For prices as low as $5 to $10, could these knock-off bands be as good as Apple’s $49 bands? I can speak only to the units I’ve gotten, but the simple answer is yes. The nylon band material feels the same, the parts that attach to the Apple Watch are sized perfectly and work identically, and even the plastic band end has the same squared-off cylinder design. The only difference I can discern is in the color of the little plastic hook pads that you slap down on the band to fasten it. On my old Midnight Blue band from Apple, the pads are a light purple, whereas on Tonya’s new purple band (which turned out to be nearly identical to the Midnight Blue), the pads are black. On my red band, the pads are white. Since you see the pads only when you’re fastening the band, this is the most trivial of differences.

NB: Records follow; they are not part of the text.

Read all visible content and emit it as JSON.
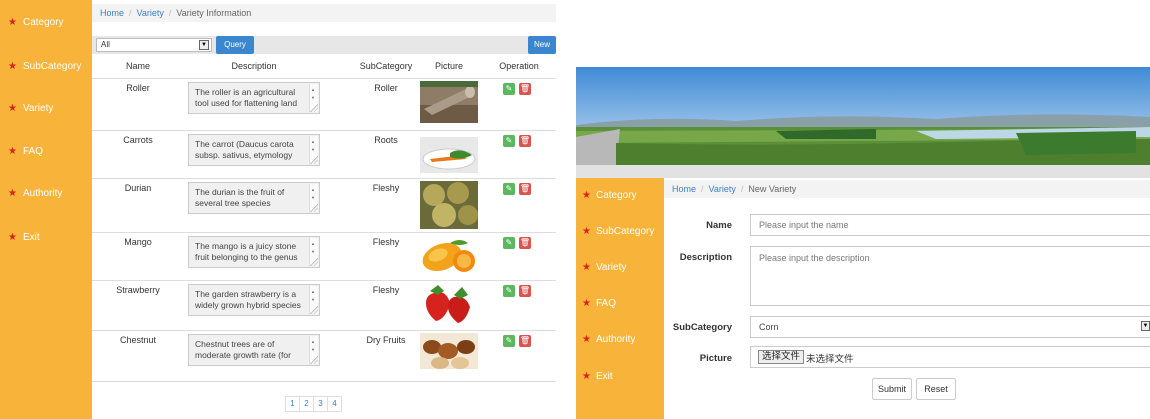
{
  "sidebar": {
    "items": [
      {
        "label": "Category"
      },
      {
        "label": "SubCategory"
      },
      {
        "label": "Variety"
      },
      {
        "label": "FAQ"
      },
      {
        "label": "Authority"
      },
      {
        "label": "Exit"
      }
    ]
  },
  "list_page": {
    "breadcrumb": {
      "home": "Home",
      "section": "Variety",
      "current": "Variety Information"
    },
    "filter": {
      "selected": "All"
    },
    "query_label": "Query",
    "new_label": "New",
    "columns": [
      "Name",
      "Description",
      "SubCategory",
      "Picture",
      "Operation"
    ],
    "rows": [
      {
        "name": "Roller",
        "description": "The roller is an agricultural tool used for flattening land",
        "subcategory": "Roller",
        "picture": "roller-photo"
      },
      {
        "name": "Carrots",
        "description": "The carrot (Daucus carota subsp. sativus, etymology",
        "subcategory": "Roots",
        "picture": "carrot-photo"
      },
      {
        "name": "Durian",
        "description": "The durian is the fruit of several tree species",
        "subcategory": "Fleshy",
        "picture": "durian-photo"
      },
      {
        "name": "Mango",
        "description": "The mango is a juicy stone fruit belonging to the genus",
        "subcategory": "Fleshy",
        "picture": "mango-photo"
      },
      {
        "name": "Strawberry",
        "description": "The garden strawberry is a widely grown hybrid species",
        "subcategory": "Fleshy",
        "picture": "strawberry-photo"
      },
      {
        "name": "Chestnut",
        "description": "Chestnut trees are of moderate growth rate (for",
        "subcategory": "Dry Fruits",
        "picture": "chestnut-photo"
      }
    ],
    "pages": [
      "1",
      "2",
      "3",
      "4"
    ]
  },
  "form_page": {
    "breadcrumb": {
      "home": "Home",
      "section": "Variety",
      "current": "New Variety"
    },
    "name_label": "Name",
    "name_placeholder": "Please input the name",
    "description_label": "Description",
    "description_placeholder": "Please input the description",
    "subcategory_label": "SubCategory",
    "subcategory_value": "Corn",
    "picture_label": "Picture",
    "file_button": "选择文件",
    "file_status": "未选择文件",
    "submit_label": "Submit",
    "reset_label": "Reset"
  },
  "colors": {
    "sidebar": "#f7b33a",
    "primary": "#3a86cf",
    "success": "#5cb85c",
    "danger": "#d9534f",
    "star": "#d9241e"
  },
  "icons": {
    "edit": "edit-icon",
    "delete": "trash-icon",
    "menu_bullet": "star-icon"
  }
}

As much as I like the Sport Loop design, once I thought of writing this article, I thought that perhaps I should see if knock-offs of other band styles might be good as well. I’ve long considered Apple’s stainless steel mesh Milanese Loop to be highly elegant, but I could never bring myself to spend $99 on a watch band. As with the Sport Loop, it took no time to find a knock-off reseller that would sell me a faux Milanese Loop for just $9.99. I wore it for a week and generally liked it. However, I’ve now switched back to the knock-off sport loop for everyday wear. I don’t have a genuine Apple Milanese Loop to compare it to, but the knock-off’s magnet wasn’t quite strong enough to resist being loosened if I caught it on clothing or some other object, so I found myself retightening it a few times during the day. It also tended to snag my arm hair on occasion. It wasn’t bad, but I’ll reserve it for dress-up occasions, if those ever become a thing again. I’d provide a link, but that reseller has disappeared from Amazon too. Spooky.
I obviously can’t speak for all knock-off band manufacturers, but I’ve now tried four knock-off bands (including the one for my Forerunner 645) and have been pleased with all of them. All while spending less than a single $49 replacement band from Apple. I’m somewhat surprised this is the case because I’m generally dubious of cheap knock-offs. You often get what you pay for, and maybe the low cost is worth the tradeoffs, or maybe it isn’t. But with these knock-off bands, I simply can’t see enough differences to justify Apple’s stratospheric markups. If a company can make money selling these things for $5, it’s hard to recommend spending ten times that to buy from Apple.